[Supplied material]

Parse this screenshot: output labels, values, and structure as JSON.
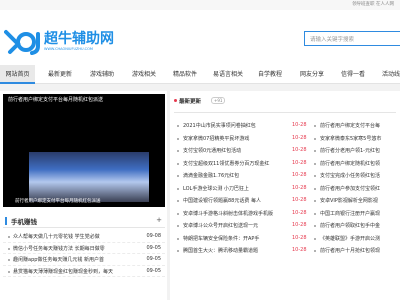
{
  "topbar": {
    "links": "领导班查职  在人人网"
  },
  "logo": {
    "title": "超牛辅助网",
    "subtitle": "WWW.CHAONIUFUZHU.COM"
  },
  "search": {
    "placeholder": "请输入关键字搜索"
  },
  "nav": [
    {
      "label": "网站首页",
      "active": true
    },
    {
      "label": "最新更新"
    },
    {
      "label": "游戏辅助"
    },
    {
      "label": "游戏相关"
    },
    {
      "label": "精品软件"
    },
    {
      "label": "易语言相关"
    },
    {
      "label": "自学教程"
    },
    {
      "label": "网友分享"
    },
    {
      "label": "信得一看"
    },
    {
      "label": "活动线报"
    }
  ],
  "banner": {
    "title": "前行者用户绑定支付平台每月随机红包派送",
    "caption": "前行者用户绑定支付平台每月随机红包派送"
  },
  "sidebar": {
    "title": "手机赚钱",
    "items": [
      {
        "text": "众人帮每天做几十元零花钱 学生党必做",
        "date": "09-08"
      },
      {
        "text": "微信小号任务每天赚钱方法 长期每日做零",
        "date": "09-05"
      },
      {
        "text": "趣闲赚app做任务每天赚几元钱 新用户首",
        "date": "09-05"
      },
      {
        "text": "悬赏猫每天薄薄赚现金红包赚现金秒到，每天",
        "date": "09-05"
      }
    ]
  },
  "news": {
    "title": "最新更新",
    "count": "+91",
    "rows": [
      {
        "left": "2021中山市民实事项问卷抽红包",
        "date": "10-28",
        "right": "前行者用户绑定支付平台每"
      },
      {
        "left": "安家拿微07招精英平民坏游戏",
        "date": "10-28",
        "right": "安家拿微泰东5家寒5号悠市"
      },
      {
        "left": "支付宝领0元通用红包活动",
        "date": "10-28",
        "right": "前行者分老用户领1-元红包"
      },
      {
        "left": "支付宝超级双11领优惠券分百万现金红",
        "date": "10-28",
        "right": "前行者用户绑定随机红包领"
      },
      {
        "left": "滴滴金融金融1.76元红包",
        "date": "10-28",
        "right": "支付宝完成小任务领红包活"
      },
      {
        "left": "LOL手游全球公测 小刀巴狂上",
        "date": "10-28",
        "right": "前行者用户参加支付宝领红"
      },
      {
        "left": "中国建设银行领题赢88元话费 每人",
        "date": "10-28",
        "right": "安卓VIP影视解析全网影视"
      },
      {
        "left": "安卓博斗手游格斗斜射击体机游戏手机版",
        "date": "10-28",
        "right": "中国工商银行注册开户赢现"
      },
      {
        "left": "安卓博斗公众号开启红包送现一元",
        "date": "10-28",
        "right": "前行者用户领取红包手中金"
      },
      {
        "left": "特朗把车辆安全保险条件：开AP手",
        "date": "10-28",
        "right": "《英雄联盟》手游开启公测"
      },
      {
        "left": "腾国首生大火：腾讯移动量霸道题",
        "date": "10-28",
        "right": "前行者用户十月抢红包领现"
      }
    ]
  }
}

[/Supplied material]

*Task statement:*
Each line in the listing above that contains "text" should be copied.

*Result below:*
        "text": "众人帮每天做几十元零花钱 学生党必做",
        "text": "微信小号任务每天赚钱方法 长期每日做零",
        "text": "趣闲赚app做任务每天赚几元钱 新用户首",
        "text": "悬赏猫每天薄薄赚现金红包赚现金秒到，每天",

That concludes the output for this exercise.